The UN World Conference of Women opens today, with the activities of the Chinese police threatening to overshadow its formal proceedings. Uniformed and undercover police were still thick on the ground yesterday at the Non-Governmental Organisation (NGO) Forum, despite a noon deadline set by forum officials for an end to security, censorship and surveillance within the 104-acre site in Huairou.
On Saturday, the executive director of the forum, Irene Santiago, had warned of "appropriate action" if the Chinese did not comply with an agreement to end harassment of some delegates. Overnight, however, the determination to take a firm stand appeared to have waned.

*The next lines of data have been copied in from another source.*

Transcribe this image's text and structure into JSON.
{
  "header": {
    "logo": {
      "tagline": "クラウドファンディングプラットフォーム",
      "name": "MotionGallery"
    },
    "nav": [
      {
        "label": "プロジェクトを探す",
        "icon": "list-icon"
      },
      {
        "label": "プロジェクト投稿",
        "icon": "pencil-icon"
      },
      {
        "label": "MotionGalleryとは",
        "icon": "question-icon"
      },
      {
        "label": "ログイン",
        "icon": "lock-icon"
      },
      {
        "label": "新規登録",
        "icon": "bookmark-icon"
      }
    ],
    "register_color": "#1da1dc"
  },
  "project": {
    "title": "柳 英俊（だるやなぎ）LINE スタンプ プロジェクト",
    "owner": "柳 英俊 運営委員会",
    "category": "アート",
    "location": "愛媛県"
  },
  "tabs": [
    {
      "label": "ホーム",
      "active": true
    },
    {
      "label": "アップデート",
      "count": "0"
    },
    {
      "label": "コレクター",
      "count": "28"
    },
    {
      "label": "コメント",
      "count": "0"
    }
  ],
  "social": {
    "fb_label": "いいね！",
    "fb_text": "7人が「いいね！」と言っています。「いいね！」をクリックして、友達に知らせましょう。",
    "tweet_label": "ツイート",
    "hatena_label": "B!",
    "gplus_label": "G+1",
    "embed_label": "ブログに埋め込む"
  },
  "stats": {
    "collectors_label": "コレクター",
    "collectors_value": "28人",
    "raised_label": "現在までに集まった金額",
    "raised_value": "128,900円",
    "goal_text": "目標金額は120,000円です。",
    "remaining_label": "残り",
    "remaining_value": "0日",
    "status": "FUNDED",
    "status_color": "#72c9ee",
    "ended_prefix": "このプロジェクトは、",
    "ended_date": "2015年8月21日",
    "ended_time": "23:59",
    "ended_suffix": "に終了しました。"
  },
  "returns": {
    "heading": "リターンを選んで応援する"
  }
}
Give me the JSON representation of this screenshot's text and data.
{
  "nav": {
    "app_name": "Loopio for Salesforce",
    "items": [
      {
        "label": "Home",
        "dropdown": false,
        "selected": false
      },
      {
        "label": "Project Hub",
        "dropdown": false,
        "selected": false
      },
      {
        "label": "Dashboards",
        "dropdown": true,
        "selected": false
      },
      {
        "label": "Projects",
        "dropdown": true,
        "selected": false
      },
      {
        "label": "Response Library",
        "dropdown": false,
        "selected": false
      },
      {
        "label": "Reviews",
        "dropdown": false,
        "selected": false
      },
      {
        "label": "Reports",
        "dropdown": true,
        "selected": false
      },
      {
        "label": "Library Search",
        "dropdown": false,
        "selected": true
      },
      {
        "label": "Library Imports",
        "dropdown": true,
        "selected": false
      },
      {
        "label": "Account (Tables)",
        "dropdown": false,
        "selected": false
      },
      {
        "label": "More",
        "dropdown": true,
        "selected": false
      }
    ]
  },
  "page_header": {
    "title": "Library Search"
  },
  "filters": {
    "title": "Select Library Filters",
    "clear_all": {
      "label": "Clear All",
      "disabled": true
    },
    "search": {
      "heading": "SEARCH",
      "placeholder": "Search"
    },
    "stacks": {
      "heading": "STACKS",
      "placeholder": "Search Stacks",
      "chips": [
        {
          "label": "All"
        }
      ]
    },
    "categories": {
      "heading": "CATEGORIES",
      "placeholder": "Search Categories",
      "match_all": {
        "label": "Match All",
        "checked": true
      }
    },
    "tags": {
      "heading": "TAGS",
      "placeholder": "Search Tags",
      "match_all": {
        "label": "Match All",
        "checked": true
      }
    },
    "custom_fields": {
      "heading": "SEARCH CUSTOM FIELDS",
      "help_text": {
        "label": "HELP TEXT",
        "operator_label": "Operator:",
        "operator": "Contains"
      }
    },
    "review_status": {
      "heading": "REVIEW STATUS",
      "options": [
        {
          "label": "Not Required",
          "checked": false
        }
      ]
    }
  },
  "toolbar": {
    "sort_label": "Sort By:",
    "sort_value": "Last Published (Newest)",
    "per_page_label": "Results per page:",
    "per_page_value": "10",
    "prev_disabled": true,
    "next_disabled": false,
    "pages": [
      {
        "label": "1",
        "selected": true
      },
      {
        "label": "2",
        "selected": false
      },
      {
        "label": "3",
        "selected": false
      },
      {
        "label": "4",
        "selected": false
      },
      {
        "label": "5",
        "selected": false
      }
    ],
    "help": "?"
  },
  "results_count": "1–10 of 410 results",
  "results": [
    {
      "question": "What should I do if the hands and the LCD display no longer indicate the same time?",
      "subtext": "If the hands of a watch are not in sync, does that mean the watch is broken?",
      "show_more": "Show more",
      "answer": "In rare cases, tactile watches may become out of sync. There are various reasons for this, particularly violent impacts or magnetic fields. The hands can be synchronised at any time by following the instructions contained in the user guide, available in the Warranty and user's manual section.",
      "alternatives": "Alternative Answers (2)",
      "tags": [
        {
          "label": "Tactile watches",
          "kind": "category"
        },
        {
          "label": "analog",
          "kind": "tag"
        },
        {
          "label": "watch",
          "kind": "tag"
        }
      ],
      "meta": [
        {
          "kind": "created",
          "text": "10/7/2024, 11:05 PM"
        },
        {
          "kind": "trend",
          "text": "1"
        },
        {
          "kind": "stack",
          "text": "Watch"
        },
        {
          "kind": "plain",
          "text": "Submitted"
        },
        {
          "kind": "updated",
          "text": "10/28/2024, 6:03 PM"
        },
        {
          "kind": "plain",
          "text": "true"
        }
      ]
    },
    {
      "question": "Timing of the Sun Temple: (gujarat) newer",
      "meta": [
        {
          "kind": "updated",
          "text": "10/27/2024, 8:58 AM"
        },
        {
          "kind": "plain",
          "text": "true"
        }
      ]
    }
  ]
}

A vaguely worded statement was issued last night by the NGO organisers which said arrangements for disabled participants and other areas of concern had improved.
But it added that the committee was "seeking action on incidents involving surveillance and confiscation of Chinese-language materials in the Lesbian Tent. Every woman, whether they are Tibetans, lesbians or exiles deserves to have a voice".
At a public meeting yesterday, lesbian delegates described how individuals wearing Chinese Organising Committee badges had seized, on Saturday, Chinese- language literature on the global lesbian movement. Palecia Beverly Ditsi, from South Africa, said surveillance of the Lesbian Tent had reached "unacceptable" levels. The tent is constantly photographed and videoed by plain-clothes police.
In the morning, plain-clothes police punched and shoved a Canadian lawyer at a Chinese-run workshop on Tibet when she started distributing leaflets on conditions of Tibetan women. Eva Herzer, of the International Committee of Lawyers for Tibet, told reporters: "They grabbed from all sides and started to punch me and pull at my bag ... They told me I had no right to speak about Tibetans."
The incidents at the NGO Forum threaten to overshadow the conference. For the negotiators from the 178 countries, the next fortnight promises to be a linguistic obstacle-course as they trudge between the meeting- halls and coffee-bars of the Peking International Convention Centre, struggling to define a global blueprint for women's advancement.
About a quarter of the main conference document, "Platform for Action", is still in dispute. The 131-page document, which is not binding, identifies 12 "critical areas of concern" for the world's female population, ranging from poverty to discrimination against the "girl-child". The most contentious parts concern human rights and reproductive rights.
According to the pressure group Human Rights Watch at the weekend, "some governments, among them Iran, the Holy See [Vatican City], India, Guatemala and Egypt, have threatened to roll back the gains for women's rights negotiated at previous conferences on human rights, population and social development". China and Iran are arguing against the "universality and indivisibility" of human rights, in favour of the more restrictive "universally recognised".
Some Arab countries want to use "equity" instead of "equality" for women, with particular reference to the division of property.
Reproductive rights, especially regarding abortion, is another battleground, with a "holy alliance" of the Vatican, hardline Catholic countries and Islamic fundamentalists lining up against liberal nations.Reuse content